OTTAWA — As a new year dawned, the government’s throne-speech commitments, unfurled just weeks earlier, were grabbing headlines and galvanizing the attention of federal policy-makers.
Then came the most serious public health crisis in recent memory.
The Trudeau government’s planned gun-control measures, assisted-dying legislation and efforts to advance reconciliation with Indigenous Peoples are taking a back seat, at least for now, to the all-consuming fight to help people weather COVID-19.
Even the federal budget, a fixture of the late-winter parliamentary agenda, has been delayed indefinitely as the virus monopolizes time and resources.
The minority mandate the Liberals received in the fall election is a starting point, not the final word, said the re-elected Liberal government’s December throne speech, read by the governor general.
“The government is open to new ideas from all parliamentarians, stakeholders, public servants and Canadians. Ideas like universal dental care are worth exploring, and I encourage Parliament to look into this.”
It seems any fresh ideas will now have to find space in an already jammed queue.
The Liberals campaigned on a commitment to outlaw military-style assault rifles, including the popular AR-15, saying guns designed to inflict mass human casualties have no place in Canada. They said owners of legally purchased firearms that fall under the ban would be offered fair-market prices through a buyback program.
The government also plans to empower provinces and cities to take steps to manage the storage and use of handguns within their individual jurisdictions, given that they have different needs and concerns.
PolySeSouvient, a leading voice for stricter controls, urged Public Safety Minister Bill Blair in November to take prompt steps, and the group now sees it as an opportunity lost.
“It’s a real shame that minister Blair did not act decisively and swiftly when he had the chance,” said Heidi Rathjen, co-ordinator of PolySeSouvient, which includes students and graduates of Montreal’s Ecole Polytechnique, where 14 women were gunned down in 1989.

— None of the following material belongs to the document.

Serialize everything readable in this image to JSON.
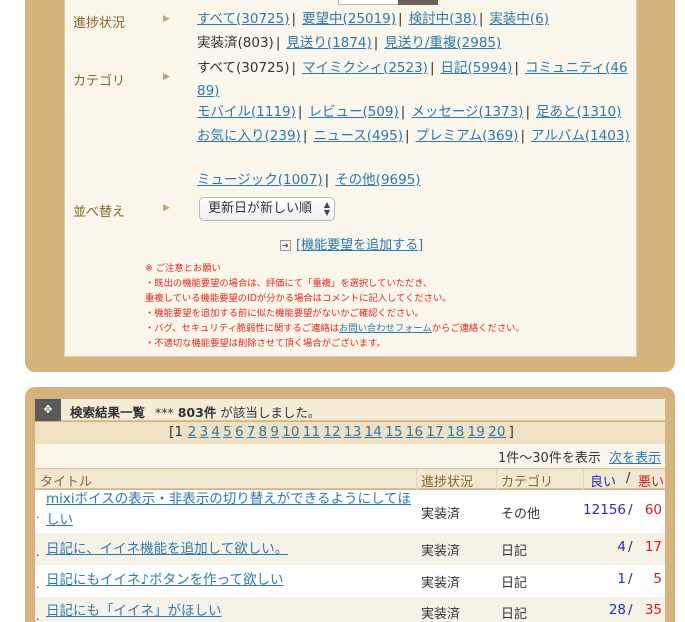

It is one thing to allow online sales of regular hunting firearms and ammunition during the COVID-19 crisis, she said. “It is quite another to allow continued sale of military-style assault weapons in such a volatile context.”
Citing several online social media posts, Rathjen said the group worries a “typically American individualistic survivor mentality” is creeping into Canada.
“Assault weapons and panic-prone individuals in the midst of a pandemic are a very dangerous mix,” she said. “Indeed, you do not want to introduce guns designed for mass killing in a context of generalized high anxiety, with fears of economic meltdown and potential food shortages.”
Although the government is seized with addressing the pandemic, it remains resolute in its commitment to strengthening firearms control in Canada, said Mary-Liz Power, a spokeswoman for Blair.
“Gun-control measures remain a crucial priority in this mandate,” she said. “We will be announcing details of our government’s plan to reduce gun violence in due time, which will come as each step is ready to be implemented.”
Bill C-7 would amend Canada’s law on medical assistance in dying, in response to a Quebec Superior Court ruling last September that struck down a provision restricting the procedure to those whose natural death is “reasonably foreseeable.”
The court initially gave the government until March 11 to change the law but last month granted an extension to July 11.
The bill was introduced in late February and was still in second-reading debate in the House of Commons when Parliament adjourned for the COVID-19 crisis.
There would appear to be little chance of it being approved by the new July deadline but Justice Minister David Lametti’s spokeswoman said no decision had yet been made about seeking another extension.
The Liberals promised to build on steps toward improving the lives of First Nations, Metis and Inuit in Canada by continuing to implement recommendations of the Truth and Reconciliation Commission as well as the inquiry into missing and murdered Indigenous women and girls.
The government also pledged legislation to implement the United Nations Declaration on the Rights of Indigenous Peoples in the first year of its new mandate.
Other initiatives include ensuring safe drinking water in First Nations communities and improving access to culturally relevant health care and mental health services.
Indigenous Services Minister Marc Miller said efforts are proceeding on the many recommendations of the missing-and-murdered inquiry.
“The COVID pandemic has really hit a number of ministries quite hard but that doesn’t prevent them from continuing their work in a number of super-important areas, of which this is one.”
Perry Bellegarde, national chief of the Assembly of First Nations, easily rhymes off the long list of Liberal promises to Indigenous Peoples.
“There are so many things that were in the throne speech that we pushed for that we still have to follow up on going forward,” Bellegarde said.
“But we know our energy and attention is on COVID-19 and this health-care threat to all of Canada, including First Nations people. We have to focus on that.”
—With files from Joan Bryden and Teresa Wright
—Follow @JimBronskill on Twitter
Jim Bronskill , The Canadian Press